┌─ Provided material
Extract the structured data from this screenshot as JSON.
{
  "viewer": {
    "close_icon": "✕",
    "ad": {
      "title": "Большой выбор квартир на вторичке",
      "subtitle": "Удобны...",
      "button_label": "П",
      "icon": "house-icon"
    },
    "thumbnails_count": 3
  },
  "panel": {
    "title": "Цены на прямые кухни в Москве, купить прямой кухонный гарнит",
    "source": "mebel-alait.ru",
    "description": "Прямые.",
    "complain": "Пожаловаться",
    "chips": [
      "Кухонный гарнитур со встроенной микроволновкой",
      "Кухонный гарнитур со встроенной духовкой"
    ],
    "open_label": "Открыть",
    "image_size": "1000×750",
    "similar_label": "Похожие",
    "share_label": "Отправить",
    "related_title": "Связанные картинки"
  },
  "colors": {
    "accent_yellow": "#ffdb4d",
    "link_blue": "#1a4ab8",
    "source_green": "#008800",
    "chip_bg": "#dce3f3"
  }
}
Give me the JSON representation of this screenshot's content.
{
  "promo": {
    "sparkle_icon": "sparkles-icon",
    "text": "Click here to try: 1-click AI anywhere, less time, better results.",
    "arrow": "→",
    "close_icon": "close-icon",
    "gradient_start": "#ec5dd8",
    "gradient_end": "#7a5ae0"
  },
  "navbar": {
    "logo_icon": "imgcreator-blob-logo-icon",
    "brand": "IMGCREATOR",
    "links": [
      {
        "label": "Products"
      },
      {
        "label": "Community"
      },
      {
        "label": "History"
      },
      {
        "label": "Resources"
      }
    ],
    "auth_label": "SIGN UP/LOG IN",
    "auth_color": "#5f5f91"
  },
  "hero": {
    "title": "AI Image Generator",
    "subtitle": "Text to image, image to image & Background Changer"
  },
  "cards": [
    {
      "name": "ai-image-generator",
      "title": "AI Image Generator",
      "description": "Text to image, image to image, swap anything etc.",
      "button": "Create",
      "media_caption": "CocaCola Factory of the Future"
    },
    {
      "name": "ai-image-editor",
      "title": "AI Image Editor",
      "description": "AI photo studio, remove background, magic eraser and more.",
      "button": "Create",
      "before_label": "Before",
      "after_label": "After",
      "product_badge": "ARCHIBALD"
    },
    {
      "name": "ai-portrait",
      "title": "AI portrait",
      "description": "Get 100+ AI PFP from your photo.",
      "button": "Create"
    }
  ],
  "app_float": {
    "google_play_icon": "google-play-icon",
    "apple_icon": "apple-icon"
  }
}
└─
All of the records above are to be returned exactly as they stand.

#### Exercise response:
Extract the structured data from this screenshot as JSON.
{
  "viewer": {
    "close_icon": "✕",
    "ad": {
      "title": "Большой выбор квартир на вторичке",
      "subtitle": "Удобны...",
      "button_label": "П",
      "icon": "house-icon"
    },
    "thumbnails_count": 3
  },
  "panel": {
    "title": "Цены на прямые кухни в Москве, купить прямой кухонный гарнит",
    "source": "mebel-alait.ru",
    "description": "Прямые.",
    "complain": "Пожаловаться",
    "chips": [
      "Кухонный гарнитур со встроенной микроволновкой",
      "Кухонный гарнитур со встроенной духовкой"
    ],
    "open_label": "Открыть",
    "image_size": "1000×750",
    "similar_label": "Похожие",
    "share_label": "Отправить",
    "related_title": "Связанные картинки"
  },
  "colors": {
    "accent_yellow": "#ffdb4d",
    "link_blue": "#1a4ab8",
    "source_green": "#008800",
    "chip_bg": "#dce3f3"
  }
}
Give me the JSON representation of this screenshot's content.
{
  "promo": {
    "sparkle_icon": "sparkles-icon",
    "text": "Click here to try: 1-click AI anywhere, less time, better results.",
    "arrow": "→",
    "close_icon": "close-icon",
    "gradient_start": "#ec5dd8",
    "gradient_end": "#7a5ae0"
  },
  "navbar": {
    "logo_icon": "imgcreator-blob-logo-icon",
    "brand": "IMGCREATOR",
    "links": [
      {
        "label": "Products"
      },
      {
        "label": "Community"
      },
      {
        "label": "History"
      },
      {
        "label": "Resources"
      }
    ],
    "auth_label": "SIGN UP/LOG IN",
    "auth_color": "#5f5f91"
  },
  "hero": {
    "title": "AI Image Generator",
    "subtitle": "Text to image, image to image & Background Changer"
  },
  "cards": [
    {
      "name": "ai-image-generator",
      "title": "AI Image Generator",
      "description": "Text to image, image to image, swap anything etc.",
      "button": "Create",
      "media_caption": "CocaCola Factory of the Future"
    },
    {
      "name": "ai-image-editor",
      "title": "AI Image Editor",
      "description": "AI photo studio, remove background, magic eraser and more.",
      "button": "Create",
      "before_label": "Before",
      "after_label": "After",
      "product_badge": "ARCHIBALD"
    },
    {
      "name": "ai-portrait",
      "title": "AI portrait",
      "description": "Get 100+ AI PFP from your photo.",
      "button": "Create"
    }
  ],
  "app_float": {
    "google_play_icon": "google-play-icon",
    "apple_icon": "apple-icon"
  }
}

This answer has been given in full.